Friday, September 16, 2011
BDS Update: An Eventful Summer
Festival season is winding down in Israel, as it is most other places. There's certainly no denying that the Israeli concert industry was able to dodge the slew of cancellations that it experienced the previous summer. There weren't the large groups of acts and artists backing out of fests in protest. In fact, with the concerts by Dylan, Paul Simon, Moby, Justin Bieber and others, it's safe to say that there were some real boons for Israel's summer concerts.
Does this mean that the call for cultural boycott is waning? Certainly not. True, there hasn't been the kind of sensationalism this past summer that we saw last year with the assault on the Freedom Flotilla. In fact, Israel's skillful maneuvering of this year's flotilla represents how much last summer's events put them on the back of their heels. What's more, the Arab revolutions have really upped the pressure. It stands to reason that last week's storming of the Israeli embassy in Egypt is only the start; the long-standing hatred of the US' watchdog runs deep through the region, and the progressing revolts are guaranteed to unleash that outrage even further.
Combine this with the protests within Israeli itself, and it's fair to say that Bibi and company feel themselves tightly cornered. Over the course of the summer, these protests have evolved from being centered around housing demands to challenging the broader hold of neo-liberalism in Israel. That Netanyahu was completely unable to diffuse the housing protests with his (admittedly mild) assault on Gaza speaks to how the quick-fix of "bomb now and ask questions" later isn't so much an option as it once was, and to how much the state's credibility has frayed at the seams. While these protests have yet to substantially take up the issue of the occupations, right of return or Zionism as a whole, the potential for them to do so is undeniably there.
All of this means that there is more fertile ground for Boycott, Divestment and Sanctions than possibly ever before. Just as the Arab revolutions have found themselves in a state of consolidation and regroupment, a reassessing of position and demands, so has the global BDS movement. This fall will, for example, see the first ever nationwide conference for Students for Justice in Palestine in the US.
It makes sense, then, that the targeted campaigns of the cultural boycott movement carried actual weight. Some have simply been very successful publicity stunts--such as the disruption of the Israeli Philharmonic in London. These are moments when the panicked reaction of the pro-Israel camp is as much a propaganda score as the event itself.
Then there have been the handful of artists that did indeed cancel this summer--most prominently the last-minute back-down of Tuba Skinny from the Red Sea Jazz Festival and the successful campaign to get Jello Biafra and the Guantanamo School of Medicine to cancel their Tel Aviv gig.

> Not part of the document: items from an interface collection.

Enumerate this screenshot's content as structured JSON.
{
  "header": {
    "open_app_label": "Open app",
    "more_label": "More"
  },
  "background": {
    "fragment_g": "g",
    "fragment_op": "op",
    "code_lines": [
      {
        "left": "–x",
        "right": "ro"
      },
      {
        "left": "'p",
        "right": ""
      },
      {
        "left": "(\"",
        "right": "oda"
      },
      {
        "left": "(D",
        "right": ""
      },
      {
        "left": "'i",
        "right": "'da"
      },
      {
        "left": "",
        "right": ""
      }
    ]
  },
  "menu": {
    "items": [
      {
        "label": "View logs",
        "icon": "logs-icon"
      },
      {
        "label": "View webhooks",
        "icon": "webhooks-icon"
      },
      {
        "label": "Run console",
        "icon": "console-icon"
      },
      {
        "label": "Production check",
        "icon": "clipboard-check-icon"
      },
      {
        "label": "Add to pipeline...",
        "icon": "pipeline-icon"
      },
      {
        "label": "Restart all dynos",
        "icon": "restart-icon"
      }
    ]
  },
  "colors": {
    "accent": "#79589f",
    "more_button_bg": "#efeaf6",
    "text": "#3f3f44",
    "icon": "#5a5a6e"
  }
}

While neither of these reached the level of last summer, they nonetheless reveal that targeted campaigns have the room to work. As always, the space for them to be successful is contingent on how much work is done on the streets, campuses and communities.
On the subject of the "No Room For Jello" campaign, Punks Against Apartheid is still planning for a relaunch of its site, and a Points of Unity document for punk bands who refuse to entertain Israeli apartheid. If you or any artists you know are interested in signing on then don't hesitate to get in touch through Rebel Frequencies.